HIV Transmission in the United States: Considerations of Viral Load, Risk Behavior, and Health Disparities, H. Irene Hall, David R. Holtgrave, Tian Tang, and Philip Rhodes, AIDS and Behavior (March 2013)

Research and Journal Articles

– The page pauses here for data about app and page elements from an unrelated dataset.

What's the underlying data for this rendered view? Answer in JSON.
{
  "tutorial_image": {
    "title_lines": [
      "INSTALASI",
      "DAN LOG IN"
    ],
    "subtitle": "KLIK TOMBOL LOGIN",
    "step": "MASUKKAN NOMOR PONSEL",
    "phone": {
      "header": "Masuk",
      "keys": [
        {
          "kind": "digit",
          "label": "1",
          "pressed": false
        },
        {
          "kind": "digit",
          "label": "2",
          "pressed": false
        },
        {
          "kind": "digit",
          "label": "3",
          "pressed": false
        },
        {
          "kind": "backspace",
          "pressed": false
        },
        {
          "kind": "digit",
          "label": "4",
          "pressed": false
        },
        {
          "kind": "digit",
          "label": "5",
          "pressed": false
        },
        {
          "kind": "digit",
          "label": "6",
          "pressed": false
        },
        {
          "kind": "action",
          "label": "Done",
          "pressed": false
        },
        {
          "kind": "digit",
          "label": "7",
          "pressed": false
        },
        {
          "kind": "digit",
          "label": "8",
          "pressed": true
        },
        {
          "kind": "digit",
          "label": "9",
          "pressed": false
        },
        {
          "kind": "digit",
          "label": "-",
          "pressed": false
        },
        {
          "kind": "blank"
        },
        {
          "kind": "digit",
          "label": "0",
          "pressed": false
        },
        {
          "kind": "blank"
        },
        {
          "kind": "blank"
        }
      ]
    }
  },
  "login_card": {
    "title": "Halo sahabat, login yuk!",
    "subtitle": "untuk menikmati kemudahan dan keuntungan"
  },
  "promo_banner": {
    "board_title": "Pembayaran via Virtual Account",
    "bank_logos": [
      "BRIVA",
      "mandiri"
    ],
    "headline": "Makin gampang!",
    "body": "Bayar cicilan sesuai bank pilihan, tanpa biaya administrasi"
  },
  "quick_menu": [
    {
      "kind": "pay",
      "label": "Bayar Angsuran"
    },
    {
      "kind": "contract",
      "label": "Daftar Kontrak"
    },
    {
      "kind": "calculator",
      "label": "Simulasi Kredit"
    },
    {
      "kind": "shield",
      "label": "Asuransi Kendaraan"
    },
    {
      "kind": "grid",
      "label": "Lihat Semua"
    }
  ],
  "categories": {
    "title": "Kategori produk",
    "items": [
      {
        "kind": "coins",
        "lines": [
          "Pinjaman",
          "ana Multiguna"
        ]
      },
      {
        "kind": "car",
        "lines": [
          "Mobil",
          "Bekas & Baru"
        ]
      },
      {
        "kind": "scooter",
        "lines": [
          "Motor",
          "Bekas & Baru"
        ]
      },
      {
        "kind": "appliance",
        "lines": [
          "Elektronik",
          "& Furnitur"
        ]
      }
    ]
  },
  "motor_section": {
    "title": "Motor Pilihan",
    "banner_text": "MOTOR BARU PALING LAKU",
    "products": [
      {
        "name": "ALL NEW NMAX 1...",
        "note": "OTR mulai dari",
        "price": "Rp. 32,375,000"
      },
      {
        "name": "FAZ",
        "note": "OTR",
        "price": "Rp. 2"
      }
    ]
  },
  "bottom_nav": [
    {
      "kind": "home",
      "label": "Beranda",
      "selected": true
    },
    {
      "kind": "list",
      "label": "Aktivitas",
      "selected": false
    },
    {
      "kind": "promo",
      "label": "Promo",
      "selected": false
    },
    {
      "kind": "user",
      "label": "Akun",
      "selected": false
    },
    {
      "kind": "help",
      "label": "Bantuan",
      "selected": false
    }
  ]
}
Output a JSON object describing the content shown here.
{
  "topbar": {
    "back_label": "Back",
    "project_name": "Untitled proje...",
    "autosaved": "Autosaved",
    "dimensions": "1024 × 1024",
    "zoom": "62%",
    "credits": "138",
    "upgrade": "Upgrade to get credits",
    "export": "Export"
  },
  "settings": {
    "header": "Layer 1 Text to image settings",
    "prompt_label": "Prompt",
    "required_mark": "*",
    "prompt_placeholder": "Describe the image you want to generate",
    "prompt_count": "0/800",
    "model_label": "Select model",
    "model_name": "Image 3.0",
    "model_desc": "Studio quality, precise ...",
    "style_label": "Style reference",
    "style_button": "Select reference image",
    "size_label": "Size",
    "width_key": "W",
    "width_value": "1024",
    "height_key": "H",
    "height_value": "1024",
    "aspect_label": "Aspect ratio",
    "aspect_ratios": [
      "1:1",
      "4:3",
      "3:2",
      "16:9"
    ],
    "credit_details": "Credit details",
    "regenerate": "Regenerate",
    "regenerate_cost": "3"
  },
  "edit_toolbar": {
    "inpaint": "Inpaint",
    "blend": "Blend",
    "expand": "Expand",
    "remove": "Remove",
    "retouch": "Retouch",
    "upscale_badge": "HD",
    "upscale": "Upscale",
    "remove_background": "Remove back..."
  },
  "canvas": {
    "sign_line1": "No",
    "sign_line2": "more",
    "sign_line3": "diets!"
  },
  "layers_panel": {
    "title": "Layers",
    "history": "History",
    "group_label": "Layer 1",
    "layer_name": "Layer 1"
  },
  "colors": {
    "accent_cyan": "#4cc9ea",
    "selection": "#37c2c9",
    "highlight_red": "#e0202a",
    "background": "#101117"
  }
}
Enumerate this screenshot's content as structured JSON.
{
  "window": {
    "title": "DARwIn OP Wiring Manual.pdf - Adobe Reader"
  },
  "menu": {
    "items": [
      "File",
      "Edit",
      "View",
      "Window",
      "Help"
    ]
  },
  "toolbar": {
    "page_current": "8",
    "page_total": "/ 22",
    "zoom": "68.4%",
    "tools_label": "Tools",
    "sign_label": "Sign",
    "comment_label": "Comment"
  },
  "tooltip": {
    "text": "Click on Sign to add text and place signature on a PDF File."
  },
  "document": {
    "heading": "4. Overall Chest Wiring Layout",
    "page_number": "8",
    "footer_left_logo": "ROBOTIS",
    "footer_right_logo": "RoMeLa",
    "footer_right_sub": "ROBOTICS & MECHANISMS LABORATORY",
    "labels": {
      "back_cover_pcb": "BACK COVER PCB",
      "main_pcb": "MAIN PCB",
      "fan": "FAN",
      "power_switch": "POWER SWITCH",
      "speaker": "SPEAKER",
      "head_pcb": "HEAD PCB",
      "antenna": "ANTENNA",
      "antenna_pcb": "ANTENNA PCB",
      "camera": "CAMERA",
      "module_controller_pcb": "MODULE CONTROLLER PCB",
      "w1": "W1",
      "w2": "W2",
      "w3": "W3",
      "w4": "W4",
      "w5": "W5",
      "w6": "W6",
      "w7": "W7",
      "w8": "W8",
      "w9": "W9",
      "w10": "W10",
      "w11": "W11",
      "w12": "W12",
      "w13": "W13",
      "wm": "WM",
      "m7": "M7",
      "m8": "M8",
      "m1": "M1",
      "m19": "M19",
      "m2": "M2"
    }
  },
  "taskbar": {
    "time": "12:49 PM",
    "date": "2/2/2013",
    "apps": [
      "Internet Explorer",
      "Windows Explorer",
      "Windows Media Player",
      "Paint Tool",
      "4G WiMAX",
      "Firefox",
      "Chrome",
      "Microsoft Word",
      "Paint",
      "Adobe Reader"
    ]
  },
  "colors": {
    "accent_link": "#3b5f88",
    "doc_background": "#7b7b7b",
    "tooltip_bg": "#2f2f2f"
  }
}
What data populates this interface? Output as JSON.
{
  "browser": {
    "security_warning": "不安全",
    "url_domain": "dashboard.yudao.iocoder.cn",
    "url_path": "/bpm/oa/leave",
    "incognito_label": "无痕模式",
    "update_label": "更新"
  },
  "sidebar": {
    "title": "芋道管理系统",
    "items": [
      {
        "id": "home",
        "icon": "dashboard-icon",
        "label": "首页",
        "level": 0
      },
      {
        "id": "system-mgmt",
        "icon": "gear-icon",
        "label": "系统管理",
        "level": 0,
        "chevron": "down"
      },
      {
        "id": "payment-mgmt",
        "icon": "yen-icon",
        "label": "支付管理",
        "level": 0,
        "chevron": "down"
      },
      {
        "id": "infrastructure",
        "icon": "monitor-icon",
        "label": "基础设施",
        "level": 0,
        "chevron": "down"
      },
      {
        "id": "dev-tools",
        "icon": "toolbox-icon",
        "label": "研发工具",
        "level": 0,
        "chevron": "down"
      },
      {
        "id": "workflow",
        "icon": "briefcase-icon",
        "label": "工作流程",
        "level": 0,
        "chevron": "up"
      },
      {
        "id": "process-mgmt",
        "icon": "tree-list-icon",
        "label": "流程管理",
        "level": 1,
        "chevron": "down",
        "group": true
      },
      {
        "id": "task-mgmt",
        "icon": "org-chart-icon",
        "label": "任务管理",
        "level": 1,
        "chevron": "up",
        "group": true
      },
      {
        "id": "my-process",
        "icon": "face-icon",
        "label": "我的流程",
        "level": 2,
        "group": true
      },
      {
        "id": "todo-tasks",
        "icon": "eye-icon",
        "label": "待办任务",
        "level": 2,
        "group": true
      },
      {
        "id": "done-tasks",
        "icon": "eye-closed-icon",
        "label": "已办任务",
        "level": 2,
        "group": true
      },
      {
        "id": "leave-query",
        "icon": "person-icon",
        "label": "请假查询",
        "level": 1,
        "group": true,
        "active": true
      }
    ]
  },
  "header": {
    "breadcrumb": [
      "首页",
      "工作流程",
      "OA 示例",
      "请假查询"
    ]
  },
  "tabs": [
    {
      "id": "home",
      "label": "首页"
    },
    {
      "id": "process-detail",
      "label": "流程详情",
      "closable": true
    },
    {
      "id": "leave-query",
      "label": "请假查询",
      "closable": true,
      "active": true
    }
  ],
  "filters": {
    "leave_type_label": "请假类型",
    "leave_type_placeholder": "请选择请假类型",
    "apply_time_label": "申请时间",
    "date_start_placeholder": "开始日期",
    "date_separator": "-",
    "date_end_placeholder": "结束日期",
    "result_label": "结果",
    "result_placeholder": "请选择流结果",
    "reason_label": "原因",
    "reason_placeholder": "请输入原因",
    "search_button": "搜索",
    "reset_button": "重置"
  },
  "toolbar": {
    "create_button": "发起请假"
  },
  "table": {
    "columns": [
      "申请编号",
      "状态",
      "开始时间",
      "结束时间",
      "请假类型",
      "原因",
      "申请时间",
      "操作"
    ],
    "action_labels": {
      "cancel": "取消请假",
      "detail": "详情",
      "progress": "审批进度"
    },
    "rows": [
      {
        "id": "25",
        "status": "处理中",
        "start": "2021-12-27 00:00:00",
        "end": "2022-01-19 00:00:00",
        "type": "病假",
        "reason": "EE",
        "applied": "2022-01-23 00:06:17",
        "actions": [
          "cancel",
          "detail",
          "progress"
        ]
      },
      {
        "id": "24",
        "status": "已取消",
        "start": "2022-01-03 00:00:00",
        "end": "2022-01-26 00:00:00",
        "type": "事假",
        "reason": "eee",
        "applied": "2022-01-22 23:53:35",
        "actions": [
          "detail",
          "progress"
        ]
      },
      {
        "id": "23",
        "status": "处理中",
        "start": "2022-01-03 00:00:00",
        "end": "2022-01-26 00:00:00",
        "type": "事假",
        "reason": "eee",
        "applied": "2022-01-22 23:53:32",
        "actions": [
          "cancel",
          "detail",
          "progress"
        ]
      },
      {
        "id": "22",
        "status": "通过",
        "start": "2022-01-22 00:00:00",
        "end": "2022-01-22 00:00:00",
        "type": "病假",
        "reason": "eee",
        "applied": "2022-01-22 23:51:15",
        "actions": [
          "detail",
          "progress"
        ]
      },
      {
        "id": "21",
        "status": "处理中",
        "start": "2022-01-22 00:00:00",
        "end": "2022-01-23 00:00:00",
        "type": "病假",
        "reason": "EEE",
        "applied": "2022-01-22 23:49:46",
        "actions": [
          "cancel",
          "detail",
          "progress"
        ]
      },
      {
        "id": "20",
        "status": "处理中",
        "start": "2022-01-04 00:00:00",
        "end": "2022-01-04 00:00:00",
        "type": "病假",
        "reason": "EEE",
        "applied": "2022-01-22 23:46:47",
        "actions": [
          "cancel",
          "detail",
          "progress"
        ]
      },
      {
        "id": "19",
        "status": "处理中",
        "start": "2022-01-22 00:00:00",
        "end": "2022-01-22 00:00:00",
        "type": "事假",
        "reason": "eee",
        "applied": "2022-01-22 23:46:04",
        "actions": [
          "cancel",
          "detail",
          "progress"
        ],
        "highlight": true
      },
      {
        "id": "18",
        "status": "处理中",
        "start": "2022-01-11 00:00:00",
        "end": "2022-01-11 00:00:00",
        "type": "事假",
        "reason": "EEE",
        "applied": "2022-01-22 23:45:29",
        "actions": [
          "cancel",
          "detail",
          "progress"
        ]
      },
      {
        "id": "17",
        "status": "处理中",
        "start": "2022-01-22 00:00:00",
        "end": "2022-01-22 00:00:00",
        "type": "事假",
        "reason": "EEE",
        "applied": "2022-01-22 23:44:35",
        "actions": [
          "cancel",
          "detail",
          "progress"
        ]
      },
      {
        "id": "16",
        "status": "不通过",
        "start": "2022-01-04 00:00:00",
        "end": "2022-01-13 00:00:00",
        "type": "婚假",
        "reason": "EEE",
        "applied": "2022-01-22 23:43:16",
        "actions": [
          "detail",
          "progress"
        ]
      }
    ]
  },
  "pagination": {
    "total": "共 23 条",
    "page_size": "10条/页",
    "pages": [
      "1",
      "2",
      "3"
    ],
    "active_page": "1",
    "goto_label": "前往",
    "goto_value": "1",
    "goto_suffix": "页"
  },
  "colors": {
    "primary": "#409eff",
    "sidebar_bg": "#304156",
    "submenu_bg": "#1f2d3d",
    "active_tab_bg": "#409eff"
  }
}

This article assesses how viral load, risk behavior, and health disparities contribute to HIV transmission. The authors found that persons who are unaware of their status are more than three times as likely to transmit HIV than those who are aware of their status. Among persons aware of their HIV positive status, higher transmission rates were attributed to risk behavior and unsuppressed viral load. Based on unsuppressed viral loads and the rate of occurrence of unprotected discordant sex within subpopulations, the authors determined that service needs are greatest among men who have sex with men. The study concludes that treatment as prevention to reduce incidence is especially important when persons with unsuppressed HIV viral load engage in risk behavior, and that “[r]esources must be directed to support effective behavior interventions, including access to condoms and sterile syringes, prevention counseling, partner services, substance-abuse treatment, and medication adherence.”